■ **What to produce**: Where the data below has the string "Suco", return the whole line.

■ **Excerpted records**:
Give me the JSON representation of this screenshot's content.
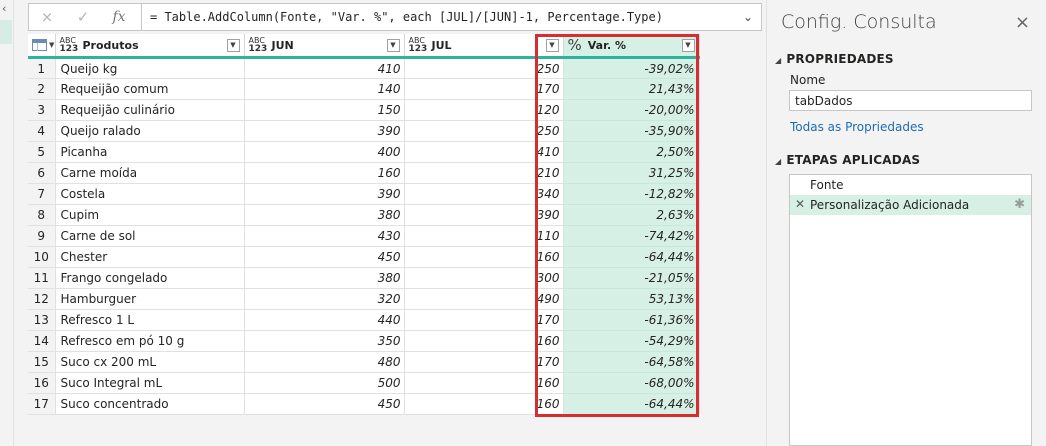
{
  "formula_bar": {
    "cancel_icon": "×",
    "confirm_icon": "✓",
    "fx_label": "fx",
    "formula": "= Table.AddColumn(Fonte, \"Var. %\", each [JUL]/[JUN]-1, Percentage.Type)",
    "expand_icon": "⌄"
  },
  "table": {
    "type_badge_line1": "ABC",
    "type_badge_line2": "123",
    "percent_badge": "%",
    "columns": [
      "Produtos",
      "JUN",
      "JUL",
      "Var. %"
    ],
    "rows": [
      {
        "n": "1",
        "produto": "Queijo kg",
        "jun": "410",
        "jul": "250",
        "var": "-39,02%"
      },
      {
        "n": "2",
        "produto": "Requeijão comum",
        "jun": "140",
        "jul": "170",
        "var": "21,43%"
      },
      {
        "n": "3",
        "produto": "Requeijão culinário",
        "jun": "150",
        "jul": "120",
        "var": "-20,00%"
      },
      {
        "n": "4",
        "produto": "Queijo ralado",
        "jun": "390",
        "jul": "250",
        "var": "-35,90%"
      },
      {
        "n": "5",
        "produto": "Picanha",
        "jun": "400",
        "jul": "410",
        "var": "2,50%"
      },
      {
        "n": "6",
        "produto": "Carne moída",
        "jun": "160",
        "jul": "210",
        "var": "31,25%"
      },
      {
        "n": "7",
        "produto": "Costela",
        "jun": "390",
        "jul": "340",
        "var": "-12,82%"
      },
      {
        "n": "8",
        "produto": "Cupim",
        "jun": "380",
        "jul": "390",
        "var": "2,63%"
      },
      {
        "n": "9",
        "produto": "Carne de sol",
        "jun": "430",
        "jul": "110",
        "var": "-74,42%"
      },
      {
        "n": "10",
        "produto": "Chester",
        "jun": "450",
        "jul": "160",
        "var": "-64,44%"
      },
      {
        "n": "11",
        "produto": "Frango congelado",
        "jun": "380",
        "jul": "300",
        "var": "-21,05%"
      },
      {
        "n": "12",
        "produto": "Hamburguer",
        "jun": "320",
        "jul": "490",
        "var": "53,13%"
      },
      {
        "n": "13",
        "produto": "Refresco 1 L",
        "jun": "440",
        "jul": "170",
        "var": "-61,36%"
      },
      {
        "n": "14",
        "produto": "Refresco em pó 10 g",
        "jun": "350",
        "jul": "160",
        "var": "-54,29%"
      },
      {
        "n": "15",
        "produto": "Suco cx 200 mL",
        "jun": "480",
        "jul": "170",
        "var": "-64,58%"
      },
      {
        "n": "16",
        "produto": "Suco Integral mL",
        "jun": "500",
        "jul": "160",
        "var": "-68,00%"
      },
      {
        "n": "17",
        "produto": "Suco concentrado",
        "jun": "450",
        "jul": "160",
        "var": "-64,44%"
      }
    ]
  },
  "pane": {
    "title": "Config. Consulta",
    "close_icon": "×",
    "properties_heading": "PROPRIEDADES",
    "name_label": "Nome",
    "name_value": "tabDados",
    "all_properties_link": "Todas as Propriedades",
    "steps_heading": "ETAPAS APLICADAS",
    "steps": [
      "Fonte",
      "Personalização Adicionada"
    ]
  },
  "colors": {
    "accent_teal": "#2fb39e",
    "selected_column": "#d6f0e5",
    "highlight_box": "#d62e30",
    "link": "#1f6db2"
  }
}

■ **Output of the exercise**:
        "produto": "Suco cx 200 mL",
        "produto": "Suco Integral mL",
        "produto": "Suco concentrado",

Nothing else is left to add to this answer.